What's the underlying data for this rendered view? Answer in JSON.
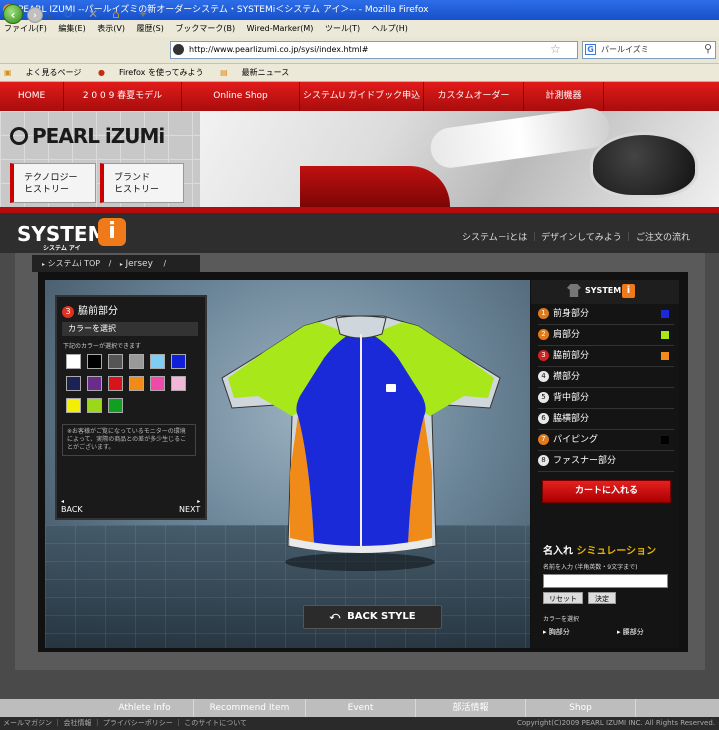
{
  "browser": {
    "title": "PEARL IZUMI --パールイズミの新オーダーシステム・SYSTEMi＜システム アイ＞-- - Mozilla Firefox",
    "menu": [
      "ファイル(F)",
      "編集(E)",
      "表示(V)",
      "履歴(S)",
      "ブックマーク(B)",
      "Wired-Marker(M)",
      "ツール(T)",
      "ヘルプ(H)"
    ],
    "url": "http://www.pearlizumi.co.jp/sysi/index.html#",
    "search": "パールイズミ",
    "bookmarks": [
      "よく見るページ",
      "Firefox を使ってみよう",
      "最新ニュース"
    ]
  },
  "site_nav": [
    "HOME",
    "2 0 0 9 春夏モデル",
    "Online Shop",
    "システムU ガイドブック申込",
    "カスタムオーダー",
    "計測機器"
  ],
  "banner": {
    "logo": "PEARL iZUMi",
    "btn_tech": [
      "テクノロジー",
      "ヒストリー"
    ],
    "btn_brand": [
      "ブランド",
      "ヒストリー"
    ]
  },
  "system": {
    "logo": "SYSTEM",
    "logo_sub": "システム アイ",
    "logo_i": "i",
    "links": [
      "システム－iとは",
      "デザインしてみよう",
      "ご注文の流れ"
    ]
  },
  "breadcrumb": {
    "home": "システムi TOP",
    "sep": "/",
    "current": "Jersey"
  },
  "left_panel": {
    "badge": "3",
    "title": "脇前部分",
    "subtitle": "カラーを選択",
    "hint": "下記のカラーが選択できます",
    "swatches": [
      "#ffffff",
      "#000000",
      "#555555",
      "#999999",
      "#7ecdf2",
      "#1020d8",
      "#1c2254",
      "#6a2c8a",
      "#d8141a",
      "#f08a18",
      "#f04aa8",
      "#f2b6d8",
      "#f2f000",
      "#9cd81a",
      "#10a020"
    ],
    "note": "※お客様がご覧になっているモニターの環境によって、実際の商品との差が多少生じることがございます。",
    "back": "BACK",
    "next": "NEXT"
  },
  "jersey_colors": {
    "front": "#1a2ad8",
    "shoulder": "#a8e81a",
    "side": "#f08a18",
    "trim": "#cfd6dc",
    "piping": "#111111"
  },
  "back_style": "BACK STYLE",
  "right_panel": {
    "header": "SYSTEM",
    "header_i": "i",
    "parts": [
      {
        "n": "1",
        "label": "前身部分",
        "color": "#1a2ad8",
        "badge": "#e07a1a"
      },
      {
        "n": "2",
        "label": "肩部分",
        "color": "#a8e81a",
        "badge": "#e07a1a"
      },
      {
        "n": "3",
        "label": "脇前部分",
        "color": "#f08a18",
        "badge": "#d32222"
      },
      {
        "n": "4",
        "label": "襟部分",
        "color": "",
        "badge": "#e8e8e8"
      },
      {
        "n": "5",
        "label": "背中部分",
        "color": "",
        "badge": "#e8e8e8"
      },
      {
        "n": "6",
        "label": "脇横部分",
        "color": "",
        "badge": "#e8e8e8"
      },
      {
        "n": "7",
        "label": "パイピング",
        "color": "#000000",
        "badge": "#e07a1a"
      },
      {
        "n": "8",
        "label": "ファスナー部分",
        "color": "",
        "badge": "#e8e8e8"
      }
    ],
    "cart": "カートに入れる",
    "sim_a": "名入れ",
    "sim_b": "シミュレーション",
    "name_label": "名前を入力 (半角英数・9文字まで)",
    "name_value": "",
    "reset": "リセット",
    "decide": "決定",
    "color_label": "カラーを選択",
    "chest": "胸部分",
    "waist": "腰部分"
  },
  "footer": {
    "items": [
      "Athlete Info",
      "Recommend Item",
      "Event",
      "部活情報",
      "Shop"
    ],
    "links": "メールマガジン ｜ 会社情報 ｜ プライバシーポリシー ｜ このサイトについて",
    "copyright": "Copyright(C)2009 PEARL IZUMI INC. All Rights Reserved."
  }
}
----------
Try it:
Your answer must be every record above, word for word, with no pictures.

Exercise output:
What's the underlying data for this rendered view? Answer in JSON.
{
  "browser": {
    "title": "PEARL IZUMI --パールイズミの新オーダーシステム・SYSTEMi＜システム アイ＞-- - Mozilla Firefox",
    "menu": [
      "ファイル(F)",
      "編集(E)",
      "表示(V)",
      "履歴(S)",
      "ブックマーク(B)",
      "Wired-Marker(M)",
      "ツール(T)",
      "ヘルプ(H)"
    ],
    "url": "http://www.pearlizumi.co.jp/sysi/index.html#",
    "search": "パールイズミ",
    "bookmarks": [
      "よく見るページ",
      "Firefox を使ってみよう",
      "最新ニュース"
    ]
  },
  "site_nav": [
    "HOME",
    "2 0 0 9 春夏モデル",
    "Online Shop",
    "システムU ガイドブック申込",
    "カスタムオーダー",
    "計測機器"
  ],
  "banner": {
    "logo": "PEARL iZUMi",
    "btn_tech": [
      "テクノロジー",
      "ヒストリー"
    ],
    "btn_brand": [
      "ブランド",
      "ヒストリー"
    ]
  },
  "system": {
    "logo": "SYSTEM",
    "logo_sub": "システム アイ",
    "logo_i": "i",
    "links": [
      "システム－iとは",
      "デザインしてみよう",
      "ご注文の流れ"
    ]
  },
  "breadcrumb": {
    "home": "システムi TOP",
    "sep": "/",
    "current": "Jersey"
  },
  "left_panel": {
    "badge": "3",
    "title": "脇前部分",
    "subtitle": "カラーを選択",
    "hint": "下記のカラーが選択できます",
    "swatches": [
      "#ffffff",
      "#000000",
      "#555555",
      "#999999",
      "#7ecdf2",
      "#1020d8",
      "#1c2254",
      "#6a2c8a",
      "#d8141a",
      "#f08a18",
      "#f04aa8",
      "#f2b6d8",
      "#f2f000",
      "#9cd81a",
      "#10a020"
    ],
    "note": "※お客様がご覧になっているモニターの環境によって、実際の商品との差が多少生じることがございます。",
    "back": "BACK",
    "next": "NEXT"
  },
  "jersey_colors": {
    "front": "#1a2ad8",
    "shoulder": "#a8e81a",
    "side": "#f08a18",
    "trim": "#cfd6dc",
    "piping": "#111111"
  },
  "back_style": "BACK STYLE",
  "right_panel": {
    "header": "SYSTEM",
    "header_i": "i",
    "parts": [
      {
        "n": "1",
        "label": "前身部分",
        "color": "#1a2ad8",
        "badge": "#e07a1a"
      },
      {
        "n": "2",
        "label": "肩部分",
        "color": "#a8e81a",
        "badge": "#e07a1a"
      },
      {
        "n": "3",
        "label": "脇前部分",
        "color": "#f08a18",
        "badge": "#d32222"
      },
      {
        "n": "4",
        "label": "襟部分",
        "color": "",
        "badge": "#e8e8e8"
      },
      {
        "n": "5",
        "label": "背中部分",
        "color": "",
        "badge": "#e8e8e8"
      },
      {
        "n": "6",
        "label": "脇横部分",
        "color": "",
        "badge": "#e8e8e8"
      },
      {
        "n": "7",
        "label": "パイピング",
        "color": "#000000",
        "badge": "#e07a1a"
      },
      {
        "n": "8",
        "label": "ファスナー部分",
        "color": "",
        "badge": "#e8e8e8"
      }
    ],
    "cart": "カートに入れる",
    "sim_a": "名入れ",
    "sim_b": "シミュレーション",
    "name_label": "名前を入力 (半角英数・9文字まで)",
    "name_value": "",
    "reset": "リセット",
    "decide": "決定",
    "color_label": "カラーを選択",
    "chest": "胸部分",
    "waist": "腰部分"
  },
  "footer": {
    "items": [
      "Athlete Info",
      "Recommend Item",
      "Event",
      "部活情報",
      "Shop"
    ],
    "links": "メールマガジン ｜ 会社情報 ｜ プライバシーポリシー ｜ このサイトについて",
    "copyright": "Copyright(C)2009 PEARL IZUMI INC. All Rights Reserved."
  }
}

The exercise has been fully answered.